Our Elders and matriarchs keep family stories, genealogies, connections, nurturing ways, child raising, teaching, singing, language and culture and teach me how to be an Sovereign Aboriginal woman. I respect these lessons by quietly listening, passing on knowledge to my children and creating works that reflect the strength of our women so they are not forgotten.

I hope people take advantage of this wonderful opportunity to connect with Paola and her art and for further information and interaction with Aboriginal Australia during NAIDOC Week, visit Lisa Hill’s blog and take part in her great initiative for Indigenous Literature Week.

The Kingston Arts Centre is easy to access by public transport, being a short walk from Moorabbin Railway Station. A selection of buses also stop outside and there is a carpark at the back.

When I was preparing to write this post, I reflected on many years of involvement with various groups fighting alongside Aboriginal and Torres Strait Islander people as they struggled for recognition and respect. I’m so glad that the Andrews Government in Victoria has started negotiations for a Treaty. Recognising Aboriginal Sovereignty has to be the first step in true reconciliation.

I rummaged through a box of old posters in the shed – many already enjoyed by silverfish – and was reminded of events, people and places from the past, 1970 – 2000.

This slideshow requires JavaScript.
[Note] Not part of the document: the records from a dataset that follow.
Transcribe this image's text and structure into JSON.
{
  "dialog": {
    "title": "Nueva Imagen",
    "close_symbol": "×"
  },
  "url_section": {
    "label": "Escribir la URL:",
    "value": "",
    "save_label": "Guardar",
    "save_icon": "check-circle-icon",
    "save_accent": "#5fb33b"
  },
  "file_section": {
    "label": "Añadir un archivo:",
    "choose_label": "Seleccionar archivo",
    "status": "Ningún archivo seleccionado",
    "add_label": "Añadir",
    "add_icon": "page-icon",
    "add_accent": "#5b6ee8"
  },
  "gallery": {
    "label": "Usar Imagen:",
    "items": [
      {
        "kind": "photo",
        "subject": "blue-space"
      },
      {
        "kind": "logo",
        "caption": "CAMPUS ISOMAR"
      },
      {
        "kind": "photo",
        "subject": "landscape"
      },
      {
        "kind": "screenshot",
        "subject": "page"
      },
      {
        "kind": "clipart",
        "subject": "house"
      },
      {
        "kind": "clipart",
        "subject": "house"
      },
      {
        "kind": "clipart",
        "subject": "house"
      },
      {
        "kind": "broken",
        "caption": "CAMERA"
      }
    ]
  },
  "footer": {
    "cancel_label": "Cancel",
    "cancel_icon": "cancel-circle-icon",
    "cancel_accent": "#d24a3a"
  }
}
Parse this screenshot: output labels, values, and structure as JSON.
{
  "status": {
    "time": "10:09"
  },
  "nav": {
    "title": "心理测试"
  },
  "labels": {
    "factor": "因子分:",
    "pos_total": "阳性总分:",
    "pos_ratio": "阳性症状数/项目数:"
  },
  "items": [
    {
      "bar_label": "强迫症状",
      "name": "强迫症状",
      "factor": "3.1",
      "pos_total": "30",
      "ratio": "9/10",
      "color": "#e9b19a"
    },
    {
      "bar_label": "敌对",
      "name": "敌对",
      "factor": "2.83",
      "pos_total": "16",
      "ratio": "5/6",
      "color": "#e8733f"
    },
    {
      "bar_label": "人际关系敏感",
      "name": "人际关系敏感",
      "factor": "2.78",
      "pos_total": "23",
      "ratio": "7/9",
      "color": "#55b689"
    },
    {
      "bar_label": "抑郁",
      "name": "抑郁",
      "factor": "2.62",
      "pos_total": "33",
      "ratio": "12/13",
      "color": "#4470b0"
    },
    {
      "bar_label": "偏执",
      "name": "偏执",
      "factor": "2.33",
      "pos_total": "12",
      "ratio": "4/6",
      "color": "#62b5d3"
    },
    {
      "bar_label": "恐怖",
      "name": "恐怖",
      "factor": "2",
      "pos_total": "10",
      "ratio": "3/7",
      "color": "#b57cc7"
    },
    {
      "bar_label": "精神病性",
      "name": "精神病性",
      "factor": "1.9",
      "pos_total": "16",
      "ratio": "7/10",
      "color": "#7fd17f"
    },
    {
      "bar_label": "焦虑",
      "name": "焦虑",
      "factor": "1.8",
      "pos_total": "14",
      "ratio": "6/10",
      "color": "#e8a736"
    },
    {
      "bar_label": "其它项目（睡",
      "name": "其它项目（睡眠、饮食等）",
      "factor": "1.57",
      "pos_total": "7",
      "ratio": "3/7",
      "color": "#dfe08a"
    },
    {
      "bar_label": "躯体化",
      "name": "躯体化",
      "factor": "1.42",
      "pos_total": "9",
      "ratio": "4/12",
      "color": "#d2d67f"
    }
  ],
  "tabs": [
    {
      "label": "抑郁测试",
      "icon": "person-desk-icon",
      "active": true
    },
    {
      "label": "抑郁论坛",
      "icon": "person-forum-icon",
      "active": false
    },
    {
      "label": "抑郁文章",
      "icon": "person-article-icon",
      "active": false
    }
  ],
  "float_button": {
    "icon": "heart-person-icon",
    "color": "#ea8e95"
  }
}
Unfortunately, some of my Aboriginal friends died far too young and although we now see the Aboriginal flag above council offices, and many officials are mindful of Welcome to Country protocols, there still needs to be more appreciation of the cultural significance and contribution of Indigenous Australians in the wider community.

How easily memories are triggered and stories beg to be retold and retained.

 

aboriginal badge